(Entries from a dataset of interfaces)
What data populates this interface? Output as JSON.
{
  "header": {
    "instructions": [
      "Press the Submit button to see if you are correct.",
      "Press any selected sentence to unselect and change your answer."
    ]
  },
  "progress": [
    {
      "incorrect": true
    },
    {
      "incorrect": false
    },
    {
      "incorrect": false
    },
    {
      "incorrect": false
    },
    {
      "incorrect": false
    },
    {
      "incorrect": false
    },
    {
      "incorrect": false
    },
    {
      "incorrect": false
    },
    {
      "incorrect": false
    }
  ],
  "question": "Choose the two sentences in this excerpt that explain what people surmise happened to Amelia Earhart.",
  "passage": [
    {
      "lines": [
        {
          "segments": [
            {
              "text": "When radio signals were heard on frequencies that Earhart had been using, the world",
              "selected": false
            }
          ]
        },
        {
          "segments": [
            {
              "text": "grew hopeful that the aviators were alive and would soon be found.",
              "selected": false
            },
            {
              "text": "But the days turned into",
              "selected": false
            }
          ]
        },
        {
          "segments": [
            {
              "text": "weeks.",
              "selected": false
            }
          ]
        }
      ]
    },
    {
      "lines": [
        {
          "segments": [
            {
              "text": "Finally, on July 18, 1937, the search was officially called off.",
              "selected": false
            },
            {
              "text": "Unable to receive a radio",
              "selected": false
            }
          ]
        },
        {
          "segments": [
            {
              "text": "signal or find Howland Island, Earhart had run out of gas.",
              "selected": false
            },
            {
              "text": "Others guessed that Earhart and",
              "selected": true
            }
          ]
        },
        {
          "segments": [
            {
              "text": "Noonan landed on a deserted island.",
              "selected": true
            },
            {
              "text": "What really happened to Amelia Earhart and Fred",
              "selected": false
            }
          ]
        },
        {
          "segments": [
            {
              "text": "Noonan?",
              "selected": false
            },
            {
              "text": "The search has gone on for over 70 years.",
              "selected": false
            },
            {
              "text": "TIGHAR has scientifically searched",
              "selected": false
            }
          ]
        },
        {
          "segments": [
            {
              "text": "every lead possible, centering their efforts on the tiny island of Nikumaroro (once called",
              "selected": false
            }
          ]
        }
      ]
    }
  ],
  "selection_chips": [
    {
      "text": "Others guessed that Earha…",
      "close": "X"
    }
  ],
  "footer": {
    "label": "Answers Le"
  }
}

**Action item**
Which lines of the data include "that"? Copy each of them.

**Output of the exercise**
  "question": "Choose the two sentences in this excerpt that explain what people surmise happened to Amelia Earhart.",
              "text": "When radio signals were heard on frequencies that Earhart had been using, the world",
              "text": "grew hopeful that the aviators were alive and would soon be found.",
              "text": "Others guessed that Earhart and",
      "text": "Others guessed that Earha…",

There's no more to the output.